Steel is an abundant, efficient building material that provides specifiers design freedom. However, for projects exposed to the atmosphere and other harsh environments, it is critical to coat the steel for corrosion protection. Often large construction projects target a 50-100 year design life, highlighting the need for durable, long lasting corrosion protection. Hot-dip galvanizing (HDG) provides three levels of corrosion resistance to steel: barrier protection, cathodic protection, and the zinc patina.
Hot-dip galvanizing, like other coatings, isolates the steel from the environment providing basic, barrier protection. The intermetallic layers of the zinc coating are tightly bonded (~3600 psi) to the base steel making damage difficult. Galvanizing also provides cathodic protection, meaning the zinc will sacrifices itself to protect the underlying steel. Even if the coating is scratched, the surrounding zinc will continue to resist corrosion of the steel.

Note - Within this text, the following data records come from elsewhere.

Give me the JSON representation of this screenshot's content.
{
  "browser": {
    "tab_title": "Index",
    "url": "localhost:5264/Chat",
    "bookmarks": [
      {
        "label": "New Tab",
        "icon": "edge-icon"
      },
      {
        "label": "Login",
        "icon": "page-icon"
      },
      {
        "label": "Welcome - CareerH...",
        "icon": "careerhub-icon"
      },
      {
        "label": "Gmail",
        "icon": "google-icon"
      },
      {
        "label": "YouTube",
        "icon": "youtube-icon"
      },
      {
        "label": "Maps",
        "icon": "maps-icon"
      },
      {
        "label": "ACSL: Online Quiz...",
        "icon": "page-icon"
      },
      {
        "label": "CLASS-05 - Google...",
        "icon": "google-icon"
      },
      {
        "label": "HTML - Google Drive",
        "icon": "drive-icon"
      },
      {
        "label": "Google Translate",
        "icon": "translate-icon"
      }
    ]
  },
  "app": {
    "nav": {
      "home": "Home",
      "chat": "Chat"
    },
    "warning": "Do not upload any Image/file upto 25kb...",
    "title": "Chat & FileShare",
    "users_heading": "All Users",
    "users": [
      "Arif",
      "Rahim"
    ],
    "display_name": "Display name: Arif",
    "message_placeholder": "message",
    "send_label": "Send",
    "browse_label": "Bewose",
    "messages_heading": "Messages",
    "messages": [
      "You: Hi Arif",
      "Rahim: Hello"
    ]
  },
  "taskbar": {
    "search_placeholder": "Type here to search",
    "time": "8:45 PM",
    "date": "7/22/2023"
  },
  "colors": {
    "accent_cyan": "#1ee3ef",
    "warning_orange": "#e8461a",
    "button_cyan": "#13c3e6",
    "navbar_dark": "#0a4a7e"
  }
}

In addition to the barrier and cathodic protection, hot-dip galvanizing has a third level of protection the zinc patina. As zinc is exposed to the environment, it naturally forms by-products on the surface which slows the corrosion rate and acts as an additional environmental barrier. When the zinc patina is fully developed, hot-dip galvanized steel will corrode at approximately 1/30th the rate of steel in the same environment.